Well, Jon Frimann has been noticing this for the past week or so, but the increased seismicity at Iceland’s Katla has finally begun to show up in the mainstream media.CBS had a report from the Associated Press about the seismicity at the Icelandic volcano, noting the uptick in small earthquakes under the volcano. You can see the swarm on the Icelandic Met Office (or see my image below from the IMO website). It is interesting to note that unlike some swarms at Katla over the last year, this one is not at the edges over the caldera, but rather a linear array across the caldera and all at depths between 1-8 km. Now, [SPECULATION] might suggest that a dike is being emplaced under the caldera, rather than just structural earthquakes along the caldera walls [/SPECULATION], how Pall Einarsson from the University of Iceland says there are no signs as of yet to say an eruption is around the corner. Meanwhile, Einar Kjartansson from the IMO adds that “We don’t know but it isn’t unlikely that it has to do with intrusions.” Note: definitely don’t believe the hype about an eruption of Katla merely based on the idea that it “typically awakens every 80 years or so, and last erupted in 1918.” Volcanoes don’t run on schedule – and we have seen a number of earthquake swarms at Katla over the last few years as well, all of which didn’t lead to an eruption.
UPDATE 11:55 AM EDT:Jon Frimann is noticing strong harmonic tremor at Katla, which usually accompanies magma on the move. This doesn’t mean an eruption is going to happen, but does suggest magma in motion under the caldera. If you want to understand Jon’s plots, check out his post on background tremor at volcanoes.

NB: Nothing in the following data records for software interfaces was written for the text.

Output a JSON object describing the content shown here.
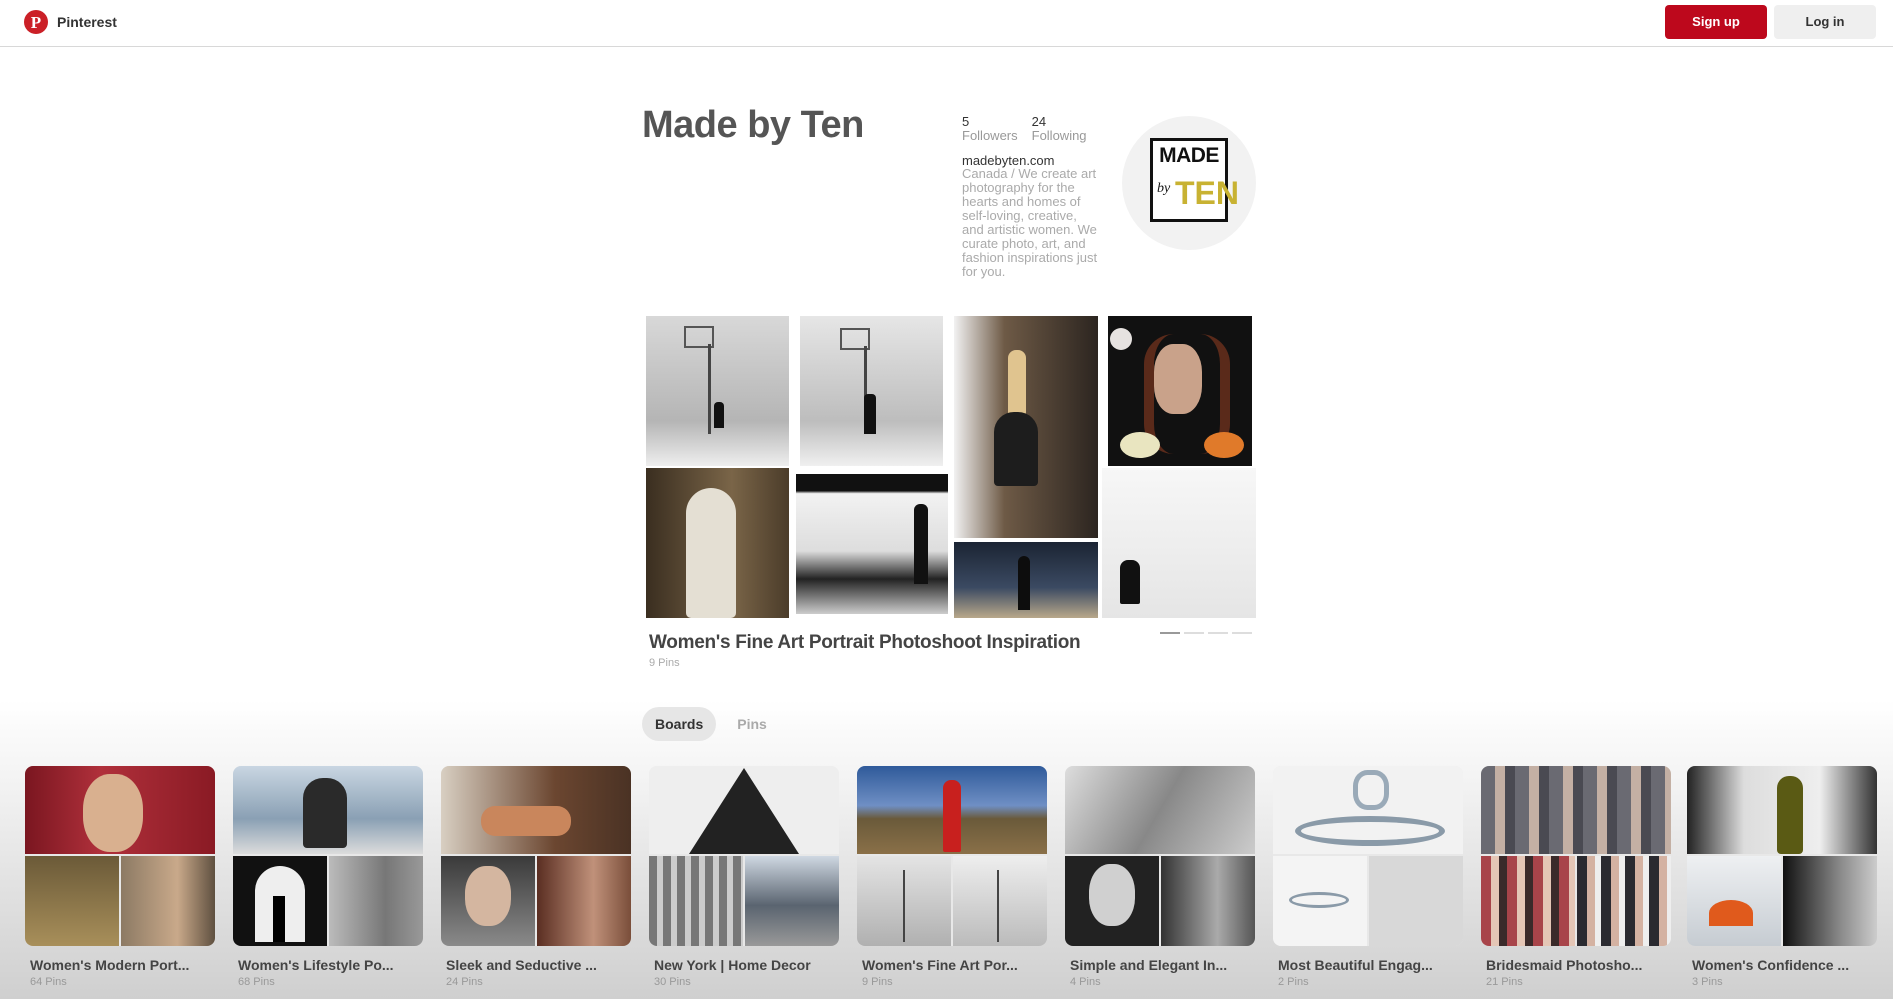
{
  "header": {
    "brand": "Pinterest",
    "logo_icon": "pinterest-logo-icon",
    "signup_label": "Sign up",
    "login_label": "Log in",
    "brand_color": "#bd081c"
  },
  "profile": {
    "name": "Made by Ten",
    "followers_count": "5",
    "followers_label": "Followers",
    "following_count": "24",
    "following_label": "Following",
    "website": "madebyten.com",
    "about": "Canada / We create art photography for the hearts and homes of self-loving, creative, and artistic women. We curate photo, art, and fashion inspirations just for you.",
    "avatar": {
      "line1": "MADE",
      "line2": "by",
      "line3": "TEN"
    }
  },
  "featured_board": {
    "title": "Women's Fine Art Portrait Photoshoot Inspiration",
    "pin_count": "9 Pins"
  },
  "tabs": [
    {
      "label": "Boards",
      "active": true
    },
    {
      "label": "Pins",
      "active": false
    }
  ],
  "boards": [
    {
      "name": "Women's Modern Port...",
      "pins": "64 Pins"
    },
    {
      "name": "Women's Lifestyle Po...",
      "pins": "68 Pins"
    },
    {
      "name": "Sleek and Seductive ...",
      "pins": "24 Pins"
    },
    {
      "name": "New York | Home Decor",
      "pins": "30 Pins"
    },
    {
      "name": "Women's Fine Art Por...",
      "pins": "9 Pins"
    },
    {
      "name": "Simple and Elegant In...",
      "pins": "4 Pins"
    },
    {
      "name": "Most Beautiful Engag...",
      "pins": "2 Pins"
    },
    {
      "name": "Bridesmaid Photosho...",
      "pins": "21 Pins"
    },
    {
      "name": "Women's Confidence ...",
      "pins": "3 Pins"
    }
  ]
}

UPDATE 3:45 PM EDT: Glad to see media sources using pictures of an erupting Eyjafjallajokull in their stories on the Katla seismic swarm. Sigh.
UPDATE 8:15 PM EDT:Jon Frimann is reporting that news out of Iceland suggests that the harmonic tremor at Katla is being caused by hydrothermal fluid flow rather than magma. This is something we have heard before, where harmonic tremor at Old Faithful in Yellowstone can be generated by water flow. There are also some reports of floods from the caldera, but most of the news about the events today, beyond the swarm, are in Icelandic.
If Katla were to erupt, the biggest threat will be to the areas around the volcano in Iceland, and mostly in the form of either ash fall or, more importantly, floods from the rapid melting of the ice within the caldera. Katla has experienced a number of these jokulhlaups related to eruptions, so the people living in the area around the volcano need to be prepared to evacuate quickly if the volcano were to erupt, as the floods follow within hours of an eruption. Now, an eruption from Katla isn’t necessarily going to be catastrophic, but it does have a history of VEI 3-5 eruptions over the last few thousand years. However, many small eruptions might have not been noticed as they occurred under the thick ice cap on the volcano and only manifested as small floods – such as might have happened earlier this year.
In any case, it looks like Iceland will be undertaking a full risk assessment of the hazards presented by volcanoes on the island nation. If Katla does show signs of erupting, you can be sure that webcams will be pointed its way to capture the action. UPDATE: Here is a direct link to the Katla webcams.
Top left: An undated image of Mýrdalsjökull, the ice cap on Katla.